We all know that skiing is fun, and the more you improve the more fun you have. Carv has worked with professional skiers, Olympians and top level ski instructors to compile the most important components when it comes to best ways to improve your skiing. Practice makes perfect, but how you practice and learn to ski is just as important. While it’s difficult to know exactly where you need to improve on your own, Carv teamed up with some of the best skiers in the world to collect the most important elements that make up a perfect ski technique.
Do you lean too far back while you ski? Too far forward? You want to keep an even balance while you ski to maintain form. To keep a well-balanced position, focus on the following:
- Bend your knees
- Keep your hips centered over the feet
- Make sure your “nose is over the toes”
Proper edging results in a beautiful clean carve, while inconsistencies and poor movements can cause the skis to slip and skid. This becomes obvious when you watch a novice skier compared to an advanced skier. Proper edging is also one of the most crucial elements if you want to learn to ski faster. Try improving the following 3 elements of edging:
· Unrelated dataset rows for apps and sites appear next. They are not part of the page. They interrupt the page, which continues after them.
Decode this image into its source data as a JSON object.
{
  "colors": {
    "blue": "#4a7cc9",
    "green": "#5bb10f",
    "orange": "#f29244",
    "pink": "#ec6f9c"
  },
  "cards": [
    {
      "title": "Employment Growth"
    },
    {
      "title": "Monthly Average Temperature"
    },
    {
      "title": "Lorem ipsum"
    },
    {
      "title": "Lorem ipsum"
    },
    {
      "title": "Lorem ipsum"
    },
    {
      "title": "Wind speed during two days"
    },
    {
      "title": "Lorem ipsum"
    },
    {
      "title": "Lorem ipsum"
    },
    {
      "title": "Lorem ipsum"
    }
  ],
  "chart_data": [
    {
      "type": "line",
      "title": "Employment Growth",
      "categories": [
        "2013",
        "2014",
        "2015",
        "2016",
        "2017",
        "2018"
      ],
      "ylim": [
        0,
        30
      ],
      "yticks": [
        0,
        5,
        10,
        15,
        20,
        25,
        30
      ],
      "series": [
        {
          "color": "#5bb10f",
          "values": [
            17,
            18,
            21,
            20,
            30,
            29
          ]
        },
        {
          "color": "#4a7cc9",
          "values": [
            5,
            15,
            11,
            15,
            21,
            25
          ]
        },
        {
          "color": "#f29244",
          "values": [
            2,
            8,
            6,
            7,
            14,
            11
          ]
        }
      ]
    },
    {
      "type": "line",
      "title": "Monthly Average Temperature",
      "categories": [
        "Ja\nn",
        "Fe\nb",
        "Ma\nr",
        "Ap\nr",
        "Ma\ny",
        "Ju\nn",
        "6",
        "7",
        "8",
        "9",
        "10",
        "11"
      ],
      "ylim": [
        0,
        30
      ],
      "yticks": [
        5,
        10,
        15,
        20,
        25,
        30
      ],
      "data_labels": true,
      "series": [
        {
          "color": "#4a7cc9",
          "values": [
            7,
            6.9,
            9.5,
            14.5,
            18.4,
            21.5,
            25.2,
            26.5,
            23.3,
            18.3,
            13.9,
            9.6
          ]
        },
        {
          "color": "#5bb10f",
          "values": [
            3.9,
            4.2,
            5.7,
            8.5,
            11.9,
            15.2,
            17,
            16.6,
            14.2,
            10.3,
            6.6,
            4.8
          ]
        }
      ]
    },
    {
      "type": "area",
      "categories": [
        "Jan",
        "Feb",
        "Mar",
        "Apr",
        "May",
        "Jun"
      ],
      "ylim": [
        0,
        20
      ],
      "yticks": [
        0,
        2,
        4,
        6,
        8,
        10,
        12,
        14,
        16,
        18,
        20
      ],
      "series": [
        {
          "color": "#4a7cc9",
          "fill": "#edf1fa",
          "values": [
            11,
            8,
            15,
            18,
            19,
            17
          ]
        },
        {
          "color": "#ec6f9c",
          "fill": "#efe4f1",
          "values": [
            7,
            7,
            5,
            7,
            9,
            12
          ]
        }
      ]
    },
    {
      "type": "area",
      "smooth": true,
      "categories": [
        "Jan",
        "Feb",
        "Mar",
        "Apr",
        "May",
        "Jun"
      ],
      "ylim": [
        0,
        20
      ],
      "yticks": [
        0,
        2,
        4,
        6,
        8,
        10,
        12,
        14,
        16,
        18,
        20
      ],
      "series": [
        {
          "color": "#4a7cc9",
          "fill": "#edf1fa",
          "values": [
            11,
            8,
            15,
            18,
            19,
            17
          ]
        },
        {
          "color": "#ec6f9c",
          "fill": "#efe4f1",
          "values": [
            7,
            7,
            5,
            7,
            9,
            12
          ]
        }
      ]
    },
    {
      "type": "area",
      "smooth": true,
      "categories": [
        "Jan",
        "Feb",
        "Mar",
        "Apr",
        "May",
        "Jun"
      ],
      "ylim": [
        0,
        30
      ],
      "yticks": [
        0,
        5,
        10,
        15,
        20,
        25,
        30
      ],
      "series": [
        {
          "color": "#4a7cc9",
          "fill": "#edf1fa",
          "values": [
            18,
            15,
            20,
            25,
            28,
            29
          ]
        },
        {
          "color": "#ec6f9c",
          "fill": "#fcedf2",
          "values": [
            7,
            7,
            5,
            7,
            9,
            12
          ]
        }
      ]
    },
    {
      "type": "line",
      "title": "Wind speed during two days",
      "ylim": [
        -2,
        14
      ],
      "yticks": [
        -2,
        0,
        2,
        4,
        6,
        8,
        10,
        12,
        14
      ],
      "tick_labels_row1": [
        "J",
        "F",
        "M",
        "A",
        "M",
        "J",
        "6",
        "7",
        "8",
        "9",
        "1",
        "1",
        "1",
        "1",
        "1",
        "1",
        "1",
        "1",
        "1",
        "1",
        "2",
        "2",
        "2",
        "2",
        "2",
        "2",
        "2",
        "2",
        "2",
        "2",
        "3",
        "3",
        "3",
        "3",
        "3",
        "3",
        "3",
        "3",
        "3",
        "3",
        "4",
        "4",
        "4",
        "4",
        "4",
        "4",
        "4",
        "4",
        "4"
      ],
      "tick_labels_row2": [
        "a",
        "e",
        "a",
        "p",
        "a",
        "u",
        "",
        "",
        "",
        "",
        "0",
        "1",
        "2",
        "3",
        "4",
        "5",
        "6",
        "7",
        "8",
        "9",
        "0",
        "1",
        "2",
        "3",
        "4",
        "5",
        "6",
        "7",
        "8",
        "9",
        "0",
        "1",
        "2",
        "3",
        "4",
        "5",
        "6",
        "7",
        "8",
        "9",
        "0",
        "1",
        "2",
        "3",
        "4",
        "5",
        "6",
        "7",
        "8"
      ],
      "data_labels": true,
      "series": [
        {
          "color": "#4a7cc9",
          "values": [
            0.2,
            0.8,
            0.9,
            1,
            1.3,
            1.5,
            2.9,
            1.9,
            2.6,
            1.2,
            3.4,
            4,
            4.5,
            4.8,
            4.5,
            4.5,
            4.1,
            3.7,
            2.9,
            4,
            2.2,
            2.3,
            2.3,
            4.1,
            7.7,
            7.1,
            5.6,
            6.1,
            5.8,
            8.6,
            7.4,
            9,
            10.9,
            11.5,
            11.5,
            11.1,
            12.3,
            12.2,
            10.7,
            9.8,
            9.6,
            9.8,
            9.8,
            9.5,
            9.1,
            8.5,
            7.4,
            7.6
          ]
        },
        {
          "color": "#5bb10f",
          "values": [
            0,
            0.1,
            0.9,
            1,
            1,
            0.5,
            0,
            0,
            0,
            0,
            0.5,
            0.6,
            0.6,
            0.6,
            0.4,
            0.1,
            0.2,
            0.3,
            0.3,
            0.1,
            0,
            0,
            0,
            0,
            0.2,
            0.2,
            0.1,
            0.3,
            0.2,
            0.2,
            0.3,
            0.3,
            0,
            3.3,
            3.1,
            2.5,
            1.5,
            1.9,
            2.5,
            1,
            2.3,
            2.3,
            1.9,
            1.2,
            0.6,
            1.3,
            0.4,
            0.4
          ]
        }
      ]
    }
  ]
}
Edge similarity - Tilt your skis together, keeping them as symmetrical as possible.
Max edge angle - Work on increasing the angle at which you tilt your skis relative to the ski slope. A higher edge angle sets up a better platform for carving ski turns.
Duration of max edge - This refers to the percentage of the turn you spend with your skis edging into the snow. While a bit hard to quantify on your own, you’ll want to strive towards digging further into a carve each time you turn.
If you’ve ever been taught the “pie” or “pizza” technique to start out skiing, it’s time to ditch that. The only way to achieve a proper ski technique is to keep your skis as close together and symmetric as possible. This is referred to as yaw. One of the best ways to become a better skier is focusing on keeping your skis as parallel as possible.
The next time you’re at a ski resort, closely watch a beginner skier next to someone more advanced. You’ll immediately notice how clean their motion is. If you find that your movement is jerky and inconsistent, try finding a nice easy/moderate slope, and focus on making your more fluent turns with your skis parallel and close together. As you feel yourself becoming more smooth with each turn, apply the form to more difficult ski slopes.
When you push into a turn, most skiers naturally put too much pressure on their inside ski. In reality, you’re going to want to start focusing your pressure on the outside ski quickly once you start the direction shift of your turn. Consciously think about the pressure change in your boot as you make the shift. Getting a solid grasp on this skill early on will be especially useful if your goal is to ski faster.
Each of the above elements are important, and it’s tempting to want to improve everywhere at once with your skiing. But ski instructors and the pros have emphasized that it’s actually best to determine where you can improve the most, and focus on a single element at one time. Trying to improve your skiing technique all at once can be overwhelming. You’ll likely find it hard to improve anywhere. Tackle one new skiing skill at a time, and then build up from there.
At Carv, we’ve compiled all of these elements into a Ski:IQ to measure how you perform in each of the above elements. Carv’s ultra-thin smart insole takes detailed measurements on over 35 metrics. Analyze each run to find out where you need to improve, and then receive real-time ski instruction as you ski.